HOW TO COMPLETE THIS TASK: Nothing but the pictures should go missing; return all the entries below exactly.

════════

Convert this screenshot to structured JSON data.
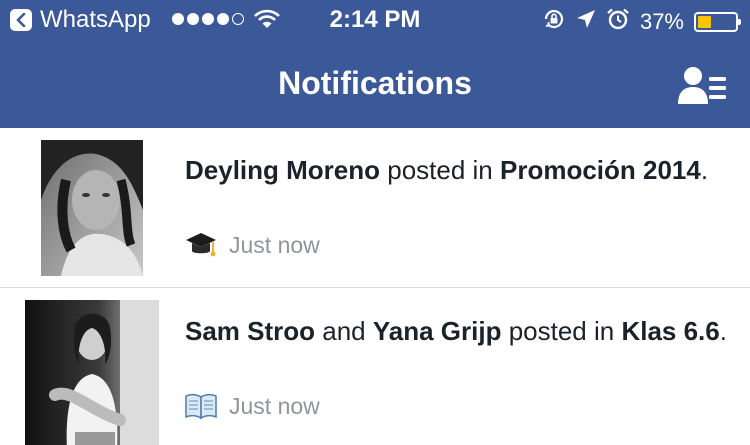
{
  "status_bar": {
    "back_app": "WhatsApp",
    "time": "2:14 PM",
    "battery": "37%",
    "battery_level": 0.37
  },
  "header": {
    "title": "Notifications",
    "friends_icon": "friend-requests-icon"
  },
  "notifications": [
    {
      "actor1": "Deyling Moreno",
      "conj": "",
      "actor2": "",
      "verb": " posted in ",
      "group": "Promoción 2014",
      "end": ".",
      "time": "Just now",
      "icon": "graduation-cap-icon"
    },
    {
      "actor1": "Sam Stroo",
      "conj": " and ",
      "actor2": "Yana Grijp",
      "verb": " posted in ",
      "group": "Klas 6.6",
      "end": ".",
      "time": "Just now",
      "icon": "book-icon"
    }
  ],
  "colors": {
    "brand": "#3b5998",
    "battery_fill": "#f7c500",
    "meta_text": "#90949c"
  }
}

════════

RESULT:
Convert this screenshot to structured JSON data.
{
  "status_bar": {
    "back_app": "WhatsApp",
    "time": "2:14 PM",
    "battery": "37%",
    "battery_level": 0.37
  },
  "header": {
    "title": "Notifications",
    "friends_icon": "friend-requests-icon"
  },
  "notifications": [
    {
      "actor1": "Deyling Moreno",
      "conj": "",
      "actor2": "",
      "verb": " posted in ",
      "group": "Promoción 2014",
      "end": ".",
      "time": "Just now",
      "icon": "graduation-cap-icon"
    },
    {
      "actor1": "Sam Stroo",
      "conj": " and ",
      "actor2": "Yana Grijp",
      "verb": " posted in ",
      "group": "Klas 6.6",
      "end": ".",
      "time": "Just now",
      "icon": "book-icon"
    }
  ],
  "colors": {
    "brand": "#3b5998",
    "battery_fill": "#f7c500",
    "meta_text": "#90949c"
  }
}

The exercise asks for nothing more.